This social commentary hides ambiguity however, because the suggestion that these details amount to a genuine social protest seems somewhat too farfetched. There seems to be little effort to resolve the problems of society and indeed Akaky seems, however cruelly, to have very little impact on life in St Petersburg as it continues quite well without him, continuing “как будто в нём его и никогда не было” (Gogol 1970: 55). The cyclical nature of the novel seems therefore to lack any change, which points to the notion that these detailed references to society and rank are intended more as comic devices, heightening Gogol’s humour through the contrast of such excessive detail and the more serious sympathetic commentary as witnessed in the ‘humane passages’. Gogol’s text is therefore not without social awareness, but arguably cannot be seen to extend to any significant protest. Eikhenbaum has continued this analysis suggesting that even the humane passages have little to do with the 19th century sentimentalist interpretation of them, and that instead, they are simply a device motivated by a desire to make contrast with the humorous skaz narration, turning comic into grotesque through their juxtaposition (Eikhenbaum 1982: 30-31)
By The Russian Student
Driessen, F. C, (1965), Gogol as a Short Story Writer, Baarn, Hollandia.
Eikhenbaum, Boris (1982), ‘How Gogol’s ‘Overcoat’ Is Made’ , in Elizabeth Trahan (eds), Gogol’s Overcoat: An anthology of critical essays, Ardis Publishers, pp. 21-36

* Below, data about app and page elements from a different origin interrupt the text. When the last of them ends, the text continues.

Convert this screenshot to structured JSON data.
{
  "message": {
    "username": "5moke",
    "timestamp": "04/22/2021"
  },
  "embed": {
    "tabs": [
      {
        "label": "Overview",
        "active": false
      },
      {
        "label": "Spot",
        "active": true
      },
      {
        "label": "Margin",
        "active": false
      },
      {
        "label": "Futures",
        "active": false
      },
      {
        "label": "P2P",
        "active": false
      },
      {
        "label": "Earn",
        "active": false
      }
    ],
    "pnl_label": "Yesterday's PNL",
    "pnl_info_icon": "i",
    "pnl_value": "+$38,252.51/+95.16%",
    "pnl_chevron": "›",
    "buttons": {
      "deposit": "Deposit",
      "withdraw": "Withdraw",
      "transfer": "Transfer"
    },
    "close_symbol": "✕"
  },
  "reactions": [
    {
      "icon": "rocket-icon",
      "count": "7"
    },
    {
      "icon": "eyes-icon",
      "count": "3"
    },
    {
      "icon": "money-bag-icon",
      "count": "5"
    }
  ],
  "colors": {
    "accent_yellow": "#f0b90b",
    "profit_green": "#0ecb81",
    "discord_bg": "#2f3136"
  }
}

Graffy, Julian (2000), Gogol’s The Overcoat, London, Bristol Classical Press.
Karlinsky, Simon (1976), The Sexual Labyrinth of Nikolai Gogol, Cambridge, MA: Havard University Press.
Sloane, David, ‘The name as phonetic icon: a reconsideration of onomastic significance in Gogols “The Overcoat”’, Slavic and Eastern European Journal. 35, 1991, 4, pp. 473-88